* **Task to complete**: Using the records below, find every line that includes "Bilk" and copy it.

* **Interface dataset entries**:
****************
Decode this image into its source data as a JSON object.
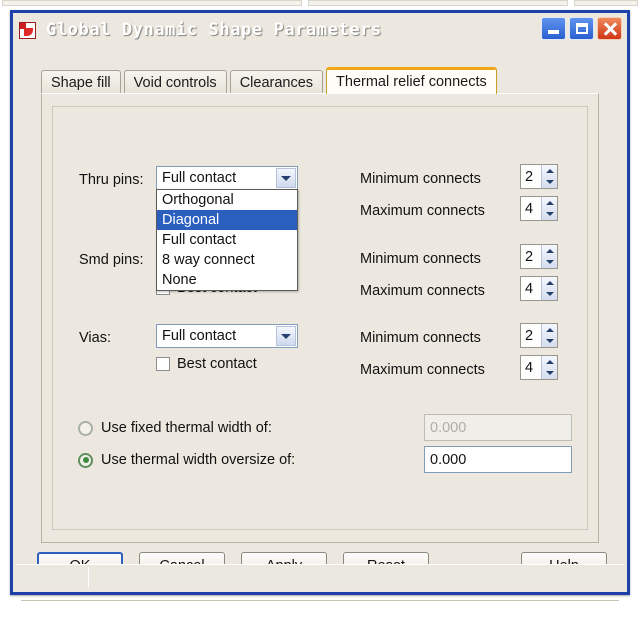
{
  "window": {
    "title": "Global Dynamic Shape Parameters",
    "icon": "app-icon",
    "controls": {
      "minimize": "minimize-button",
      "maximize": "maximize-button",
      "close": "close-button"
    }
  },
  "tabs": [
    {
      "label": "Shape fill",
      "active": false
    },
    {
      "label": "Void controls",
      "active": false
    },
    {
      "label": "Clearances",
      "active": false
    },
    {
      "label": "Thermal relief connects",
      "active": true
    }
  ],
  "rows": {
    "thru_pins": {
      "label": "Thru pins:",
      "combo_value": "Full contact",
      "minimum_label": "Minimum connects",
      "minimum_value": "2",
      "maximum_label": "Maximum connects",
      "maximum_value": "4"
    },
    "smd_pins": {
      "label": "Smd pins:",
      "checkbox_label": "Best contact",
      "minimum_label": "Minimum connects",
      "minimum_value": "2",
      "maximum_label": "Maximum connects",
      "maximum_value": "4"
    },
    "vias": {
      "label": "Vias:",
      "combo_value": "Full contact",
      "checkbox_label": "Best contact",
      "minimum_label": "Minimum connects",
      "minimum_value": "2",
      "maximum_label": "Maximum connects",
      "maximum_value": "4"
    }
  },
  "dropdown": {
    "open": true,
    "options": [
      {
        "label": "Orthogonal",
        "selected": false
      },
      {
        "label": "Diagonal",
        "selected": true
      },
      {
        "label": "Full contact",
        "selected": false
      },
      {
        "label": "8 way connect",
        "selected": false
      },
      {
        "label": "None",
        "selected": false
      }
    ],
    "highlight_color": "#2a5fc0"
  },
  "thermal_width": {
    "fixed": {
      "label": "Use fixed thermal width of:",
      "selected": false,
      "value": "0.000",
      "disabled": true
    },
    "oversize": {
      "label": "Use thermal width oversize of:",
      "selected": true,
      "value": "0.000",
      "disabled": false
    }
  },
  "buttons": {
    "ok": "OK",
    "cancel": "Cancel",
    "apply": "Apply",
    "reset": "Reset",
    "help": "Help"
  },
  "colors": {
    "dialog_background": "#ece8df",
    "title_blue": "#1d54c8",
    "active_tab_accent": "#f0a818",
    "radio_selected": "#3f8b3f"
  }
}
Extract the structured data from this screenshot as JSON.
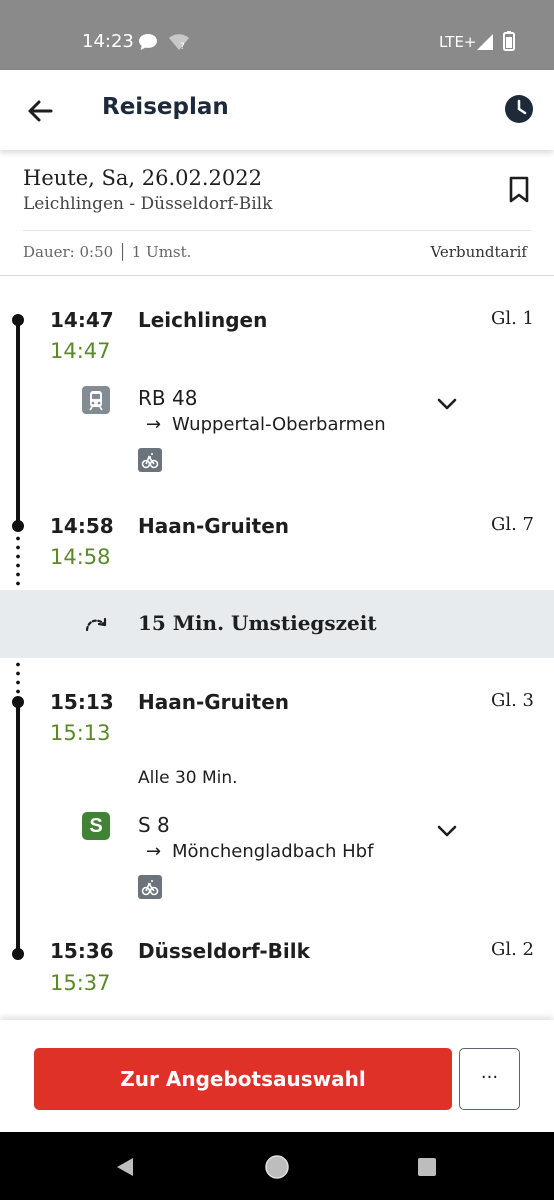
{
  "status_bar": {
    "time": "14:23",
    "network": "LTE+"
  },
  "app_bar": {
    "title": "Reiseplan"
  },
  "summary": {
    "date": "Heute, Sa, 26.02.2022",
    "route": "Leichlingen - Düsseldorf-Bilk",
    "meta": "Dauer: 0:50 │ 1 Umst.",
    "tarif": "Verbundtarif"
  },
  "legs": [
    {
      "departure": {
        "time": "14:47",
        "realtime": "14:47",
        "station": "Leichlingen",
        "platform": "Gl. 1"
      },
      "train": {
        "name": "RB 48",
        "direction": "Wuppertal-Oberbarmen"
      },
      "arrival": {
        "time": "14:58",
        "realtime": "14:58",
        "station": "Haan-Gruiten",
        "platform": "Gl. 7"
      }
    },
    {
      "departure": {
        "time": "15:13",
        "realtime": "15:13",
        "station": "Haan-Gruiten",
        "platform": "Gl. 3"
      },
      "frequency": "Alle 30 Min.",
      "train": {
        "name": "S 8",
        "direction": "Mönchengladbach Hbf",
        "badge": "S"
      },
      "arrival": {
        "time": "15:36",
        "realtime": "15:37",
        "station": "Düsseldorf-Bilk",
        "platform": "Gl. 2"
      }
    }
  ],
  "transfer": {
    "label": "15 Min. Umstiegszeit"
  },
  "footer": {
    "cta_label": "Zur Angebotsauswahl",
    "more_label": "···"
  },
  "colors": {
    "cta": "#e03128",
    "realtime": "#5a8a28",
    "sbahn": "#408335",
    "status_bar": "#8a8a8a"
  }
}
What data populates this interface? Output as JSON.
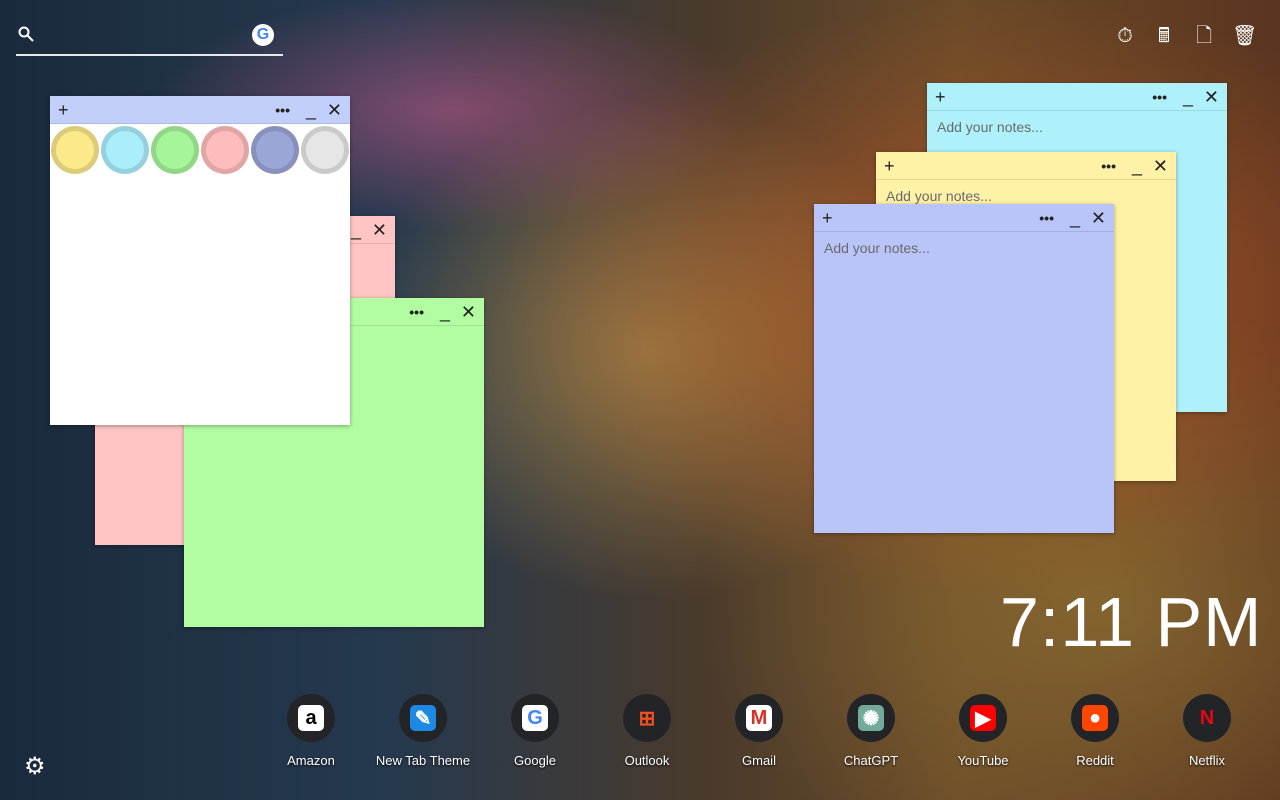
{
  "search": {
    "icon": "search-icon",
    "engine": "G"
  },
  "toolbar": [
    {
      "name": "timer-icon",
      "glyph": "⏱"
    },
    {
      "name": "calculator-icon",
      "glyph": "🖩"
    },
    {
      "name": "new-note-icon",
      "glyph": "🗋"
    },
    {
      "name": "trash-icon",
      "glyph": "🗑"
    }
  ],
  "note": {
    "plus": "+",
    "more": "•••",
    "min": "_",
    "close": "✕",
    "placeholder": "Add your notes..."
  },
  "color_picker": [
    "#fbe98a",
    "#aaeefb",
    "#a6f59a",
    "#ffbcbc",
    "#9aa6d6",
    "#e6e6e6"
  ],
  "clock": "7:11 PM",
  "apps": [
    {
      "label": "Amazon",
      "glyph": "a",
      "color": "#000",
      "bg": "#fff"
    },
    {
      "label": "New Tab Theme",
      "glyph": "✎",
      "color": "#fff",
      "bg": "#1e88e5"
    },
    {
      "label": "Google",
      "glyph": "G",
      "color": "#4285f4",
      "bg": "#fff"
    },
    {
      "label": "Outlook",
      "glyph": "⊞",
      "color": "#f25022",
      "bg": "transparent"
    },
    {
      "label": "Gmail",
      "glyph": "M",
      "color": "#d93025",
      "bg": "#fff"
    },
    {
      "label": "ChatGPT",
      "glyph": "✺",
      "color": "#fff",
      "bg": "#74aa9c"
    },
    {
      "label": "YouTube",
      "glyph": "▶",
      "color": "#fff",
      "bg": "#f00"
    },
    {
      "label": "Reddit",
      "glyph": "●",
      "color": "#fff",
      "bg": "#ff4500"
    },
    {
      "label": "Netflix",
      "glyph": "N",
      "color": "#e50914",
      "bg": "transparent"
    }
  ],
  "settings": "gear-icon"
}
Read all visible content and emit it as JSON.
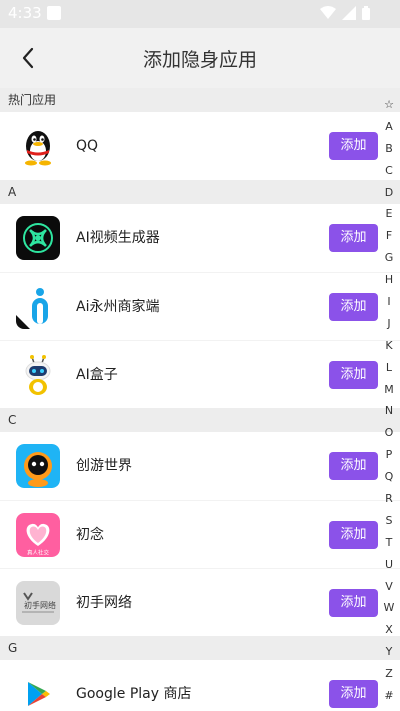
{
  "status_bar": {
    "time": "4:33"
  },
  "header": {
    "title": "添加隐身应用"
  },
  "sections": [
    {
      "header": "热门应用",
      "apps": [
        {
          "name": "QQ",
          "icon": "qq-icon",
          "add_label": "添加"
        }
      ]
    },
    {
      "header": "A",
      "apps": [
        {
          "name": "AI视频生成器",
          "icon": "ai-video-generator-icon",
          "add_label": "添加"
        },
        {
          "name": "Ai永州商家端",
          "icon": "ai-yongzhou-merchant-icon",
          "add_label": "添加"
        },
        {
          "name": "AI盒子",
          "icon": "ai-box-robot-icon",
          "add_label": "添加"
        }
      ]
    },
    {
      "header": "C",
      "apps": [
        {
          "name": "创游世界",
          "icon": "chuangyou-world-icon",
          "add_label": "添加"
        },
        {
          "name": "初念",
          "icon": "chunian-heart-icon",
          "add_label": "添加"
        },
        {
          "name": "初手网络",
          "icon": "chushou-network-icon",
          "add_label": "添加"
        }
      ]
    },
    {
      "header": "G",
      "apps": [
        {
          "name": "Google Play 商店",
          "icon": "google-play-store-icon",
          "add_label": "添加"
        }
      ]
    }
  ],
  "index_bar": [
    "☆",
    "A",
    "B",
    "C",
    "D",
    "E",
    "F",
    "G",
    "H",
    "I",
    "J",
    "K",
    "L",
    "M",
    "N",
    "O",
    "P",
    "Q",
    "R",
    "S",
    "T",
    "U",
    "V",
    "W",
    "X",
    "Y",
    "Z",
    "#"
  ],
  "icon_texts": {
    "chunian_tagline": "真人社交",
    "chushou_logo_text": "初手网络"
  },
  "colors": {
    "accent": "#8b52e9",
    "section_bg": "#ededed",
    "app_bar_bg": "#f1f1f1"
  }
}
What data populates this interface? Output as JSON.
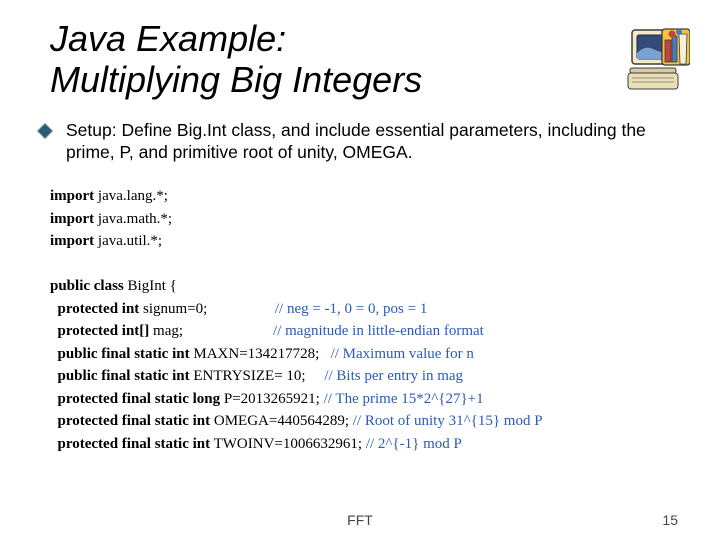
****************
* **Result of the exercise**:
    "route": "Leichlingen - Düsseldorf-Bilk",
        "station": "Düsseldorf-Bilk",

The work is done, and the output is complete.